- [Brief]: Wherever the string "JSON" turns up in the data, copy the whole line.

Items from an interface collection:
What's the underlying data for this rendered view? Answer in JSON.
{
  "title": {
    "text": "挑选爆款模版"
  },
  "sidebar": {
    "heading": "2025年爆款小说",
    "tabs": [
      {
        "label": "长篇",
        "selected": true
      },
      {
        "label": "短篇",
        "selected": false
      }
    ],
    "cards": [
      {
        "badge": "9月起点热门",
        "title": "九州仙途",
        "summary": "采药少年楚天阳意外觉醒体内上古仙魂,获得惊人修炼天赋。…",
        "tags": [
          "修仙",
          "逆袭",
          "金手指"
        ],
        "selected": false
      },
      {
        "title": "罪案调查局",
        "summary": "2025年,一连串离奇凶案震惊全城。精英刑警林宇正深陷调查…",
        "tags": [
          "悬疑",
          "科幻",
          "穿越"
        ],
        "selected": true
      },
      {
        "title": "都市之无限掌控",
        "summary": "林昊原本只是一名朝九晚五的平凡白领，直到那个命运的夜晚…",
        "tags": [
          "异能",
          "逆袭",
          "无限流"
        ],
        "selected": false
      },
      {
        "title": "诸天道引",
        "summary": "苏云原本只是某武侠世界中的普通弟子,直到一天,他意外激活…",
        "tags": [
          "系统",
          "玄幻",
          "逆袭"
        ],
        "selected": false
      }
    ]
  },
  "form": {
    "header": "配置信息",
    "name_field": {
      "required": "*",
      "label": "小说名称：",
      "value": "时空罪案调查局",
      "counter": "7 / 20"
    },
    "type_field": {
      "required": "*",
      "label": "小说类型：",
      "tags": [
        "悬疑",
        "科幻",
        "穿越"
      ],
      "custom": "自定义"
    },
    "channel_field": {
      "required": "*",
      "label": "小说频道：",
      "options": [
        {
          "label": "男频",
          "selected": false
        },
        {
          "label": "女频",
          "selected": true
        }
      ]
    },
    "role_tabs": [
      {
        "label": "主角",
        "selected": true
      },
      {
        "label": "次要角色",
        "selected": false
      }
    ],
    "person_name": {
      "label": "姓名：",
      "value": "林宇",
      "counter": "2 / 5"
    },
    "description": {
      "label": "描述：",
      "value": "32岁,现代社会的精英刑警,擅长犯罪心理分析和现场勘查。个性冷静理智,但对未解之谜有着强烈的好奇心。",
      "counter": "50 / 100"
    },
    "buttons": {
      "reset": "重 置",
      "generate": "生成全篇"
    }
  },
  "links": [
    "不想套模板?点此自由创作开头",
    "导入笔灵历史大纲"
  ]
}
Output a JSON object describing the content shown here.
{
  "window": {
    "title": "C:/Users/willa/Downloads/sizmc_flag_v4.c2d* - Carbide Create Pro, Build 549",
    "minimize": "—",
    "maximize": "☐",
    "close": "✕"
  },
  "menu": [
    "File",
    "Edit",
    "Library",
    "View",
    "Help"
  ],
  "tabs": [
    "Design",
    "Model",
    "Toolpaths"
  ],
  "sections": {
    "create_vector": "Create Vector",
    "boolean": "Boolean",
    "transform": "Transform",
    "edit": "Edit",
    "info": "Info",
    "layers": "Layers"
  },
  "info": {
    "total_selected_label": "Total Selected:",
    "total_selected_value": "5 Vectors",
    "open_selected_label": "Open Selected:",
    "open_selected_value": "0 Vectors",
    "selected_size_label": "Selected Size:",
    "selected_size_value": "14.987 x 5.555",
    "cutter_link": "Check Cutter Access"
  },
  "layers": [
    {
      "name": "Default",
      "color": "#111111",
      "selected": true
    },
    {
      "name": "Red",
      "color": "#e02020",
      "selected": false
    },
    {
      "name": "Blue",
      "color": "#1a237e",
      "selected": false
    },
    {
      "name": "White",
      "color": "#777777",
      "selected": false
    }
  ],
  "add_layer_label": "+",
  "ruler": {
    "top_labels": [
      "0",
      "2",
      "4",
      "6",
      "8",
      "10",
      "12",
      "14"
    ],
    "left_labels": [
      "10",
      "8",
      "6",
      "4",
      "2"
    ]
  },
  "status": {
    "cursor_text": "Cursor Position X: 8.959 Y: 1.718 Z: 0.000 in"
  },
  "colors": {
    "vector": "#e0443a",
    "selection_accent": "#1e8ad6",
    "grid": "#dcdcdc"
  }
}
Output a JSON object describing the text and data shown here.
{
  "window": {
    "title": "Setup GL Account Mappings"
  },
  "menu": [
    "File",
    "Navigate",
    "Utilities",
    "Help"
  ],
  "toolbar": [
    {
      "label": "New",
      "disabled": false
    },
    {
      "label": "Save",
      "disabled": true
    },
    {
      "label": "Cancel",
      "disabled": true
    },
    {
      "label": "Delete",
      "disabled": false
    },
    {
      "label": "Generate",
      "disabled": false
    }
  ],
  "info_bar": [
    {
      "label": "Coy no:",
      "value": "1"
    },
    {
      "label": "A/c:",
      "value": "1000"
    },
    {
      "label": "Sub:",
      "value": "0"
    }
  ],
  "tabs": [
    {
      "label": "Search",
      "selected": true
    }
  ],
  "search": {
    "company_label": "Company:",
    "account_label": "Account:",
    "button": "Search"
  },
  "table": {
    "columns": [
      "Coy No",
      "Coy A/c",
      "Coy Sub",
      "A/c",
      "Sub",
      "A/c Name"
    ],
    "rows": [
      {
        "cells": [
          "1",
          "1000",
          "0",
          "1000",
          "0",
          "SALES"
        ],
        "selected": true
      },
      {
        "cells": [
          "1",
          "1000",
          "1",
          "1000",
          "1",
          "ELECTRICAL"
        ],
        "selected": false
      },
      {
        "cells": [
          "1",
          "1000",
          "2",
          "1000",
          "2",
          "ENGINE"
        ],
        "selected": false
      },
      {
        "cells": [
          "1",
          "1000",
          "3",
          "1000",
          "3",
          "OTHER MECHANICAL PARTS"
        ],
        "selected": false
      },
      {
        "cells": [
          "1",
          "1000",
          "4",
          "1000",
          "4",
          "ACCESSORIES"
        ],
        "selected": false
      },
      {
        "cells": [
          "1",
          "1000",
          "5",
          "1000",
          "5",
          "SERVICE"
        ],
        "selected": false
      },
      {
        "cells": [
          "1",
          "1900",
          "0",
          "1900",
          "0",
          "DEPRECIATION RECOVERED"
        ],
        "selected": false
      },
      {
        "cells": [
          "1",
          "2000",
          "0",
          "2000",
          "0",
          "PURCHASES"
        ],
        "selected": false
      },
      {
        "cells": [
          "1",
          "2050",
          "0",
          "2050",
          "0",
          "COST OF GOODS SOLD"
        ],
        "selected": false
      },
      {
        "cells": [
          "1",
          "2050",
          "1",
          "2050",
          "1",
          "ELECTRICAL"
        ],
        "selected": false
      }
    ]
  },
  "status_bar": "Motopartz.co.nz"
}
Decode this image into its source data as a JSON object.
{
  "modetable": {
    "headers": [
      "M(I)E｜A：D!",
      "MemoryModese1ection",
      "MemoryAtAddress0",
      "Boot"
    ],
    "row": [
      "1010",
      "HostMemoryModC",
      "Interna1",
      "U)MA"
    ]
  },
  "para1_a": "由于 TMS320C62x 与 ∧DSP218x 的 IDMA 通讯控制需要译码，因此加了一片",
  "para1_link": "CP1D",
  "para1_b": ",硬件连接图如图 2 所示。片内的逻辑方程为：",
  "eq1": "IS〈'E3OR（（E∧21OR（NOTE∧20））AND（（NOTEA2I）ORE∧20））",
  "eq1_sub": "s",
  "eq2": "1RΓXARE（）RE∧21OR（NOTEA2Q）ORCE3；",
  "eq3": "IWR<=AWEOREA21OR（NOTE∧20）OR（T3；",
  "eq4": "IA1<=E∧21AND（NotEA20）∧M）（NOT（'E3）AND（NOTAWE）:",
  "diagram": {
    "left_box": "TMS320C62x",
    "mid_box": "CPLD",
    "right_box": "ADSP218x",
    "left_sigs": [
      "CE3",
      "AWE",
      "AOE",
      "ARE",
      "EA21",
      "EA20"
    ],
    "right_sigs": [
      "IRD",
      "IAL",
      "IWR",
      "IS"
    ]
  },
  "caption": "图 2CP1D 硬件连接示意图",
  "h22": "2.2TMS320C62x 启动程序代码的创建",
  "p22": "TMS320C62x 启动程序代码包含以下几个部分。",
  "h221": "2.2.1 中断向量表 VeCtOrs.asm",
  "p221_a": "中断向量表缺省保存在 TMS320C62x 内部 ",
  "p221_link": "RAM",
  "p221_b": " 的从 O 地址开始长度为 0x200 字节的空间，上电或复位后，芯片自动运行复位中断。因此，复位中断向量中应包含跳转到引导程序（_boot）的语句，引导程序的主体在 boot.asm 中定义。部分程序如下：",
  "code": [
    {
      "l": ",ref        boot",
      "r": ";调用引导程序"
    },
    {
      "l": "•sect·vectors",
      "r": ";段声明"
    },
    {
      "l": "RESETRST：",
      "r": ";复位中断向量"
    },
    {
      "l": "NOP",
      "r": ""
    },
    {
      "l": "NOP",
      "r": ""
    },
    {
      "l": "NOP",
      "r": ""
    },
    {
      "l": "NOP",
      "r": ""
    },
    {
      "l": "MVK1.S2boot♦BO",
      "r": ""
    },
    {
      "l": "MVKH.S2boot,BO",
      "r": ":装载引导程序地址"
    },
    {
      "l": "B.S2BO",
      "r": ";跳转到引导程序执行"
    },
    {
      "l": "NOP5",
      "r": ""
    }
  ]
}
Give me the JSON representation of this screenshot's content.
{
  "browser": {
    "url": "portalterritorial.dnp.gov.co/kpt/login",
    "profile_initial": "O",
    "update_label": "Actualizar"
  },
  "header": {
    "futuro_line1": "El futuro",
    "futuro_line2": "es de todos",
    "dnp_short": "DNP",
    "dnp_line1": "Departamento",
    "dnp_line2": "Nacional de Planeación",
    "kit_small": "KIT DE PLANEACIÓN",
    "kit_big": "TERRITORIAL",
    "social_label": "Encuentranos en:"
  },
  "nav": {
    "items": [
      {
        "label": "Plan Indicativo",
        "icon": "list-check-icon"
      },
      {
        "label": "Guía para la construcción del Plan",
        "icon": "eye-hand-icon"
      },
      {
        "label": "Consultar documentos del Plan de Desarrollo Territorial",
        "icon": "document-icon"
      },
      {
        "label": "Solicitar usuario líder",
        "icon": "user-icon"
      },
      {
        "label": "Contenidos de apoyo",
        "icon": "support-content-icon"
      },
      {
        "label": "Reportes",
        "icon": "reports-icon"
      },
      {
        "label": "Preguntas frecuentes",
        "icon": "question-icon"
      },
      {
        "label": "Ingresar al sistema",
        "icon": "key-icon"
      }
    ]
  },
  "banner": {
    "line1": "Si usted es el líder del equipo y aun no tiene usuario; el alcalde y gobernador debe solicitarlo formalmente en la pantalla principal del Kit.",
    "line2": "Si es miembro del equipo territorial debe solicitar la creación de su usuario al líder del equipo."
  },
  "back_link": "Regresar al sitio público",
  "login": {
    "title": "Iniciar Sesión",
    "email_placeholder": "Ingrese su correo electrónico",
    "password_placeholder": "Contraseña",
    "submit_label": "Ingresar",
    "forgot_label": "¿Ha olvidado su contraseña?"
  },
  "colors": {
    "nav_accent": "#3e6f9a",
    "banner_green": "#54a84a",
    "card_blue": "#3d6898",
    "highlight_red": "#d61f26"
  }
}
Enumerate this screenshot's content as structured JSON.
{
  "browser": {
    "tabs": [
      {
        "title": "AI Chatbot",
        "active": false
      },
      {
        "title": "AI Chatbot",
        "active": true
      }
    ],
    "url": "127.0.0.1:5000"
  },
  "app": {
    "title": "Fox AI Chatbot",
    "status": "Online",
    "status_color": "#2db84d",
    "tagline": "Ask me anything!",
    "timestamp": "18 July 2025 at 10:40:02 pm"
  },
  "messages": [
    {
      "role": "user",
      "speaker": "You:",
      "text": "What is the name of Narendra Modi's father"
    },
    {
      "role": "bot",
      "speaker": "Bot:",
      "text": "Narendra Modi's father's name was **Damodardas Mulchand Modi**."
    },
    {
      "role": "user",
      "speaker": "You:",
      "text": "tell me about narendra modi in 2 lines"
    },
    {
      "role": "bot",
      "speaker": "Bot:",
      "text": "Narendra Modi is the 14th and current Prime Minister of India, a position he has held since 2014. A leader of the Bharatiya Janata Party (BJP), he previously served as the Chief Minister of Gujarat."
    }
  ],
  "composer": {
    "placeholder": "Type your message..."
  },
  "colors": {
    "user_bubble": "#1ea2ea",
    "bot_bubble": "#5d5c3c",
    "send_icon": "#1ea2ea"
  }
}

- [Result below]:
What's the underlying data for this rendered view? Answer in JSON.
Output a JSON object describing the content shown here.
Output a JSON object describing the text and data shown here.
Decode this image into its source data as a JSON object.
Give me the JSON representation of this screenshot's content.
Enumerate this screenshot's content as structured JSON.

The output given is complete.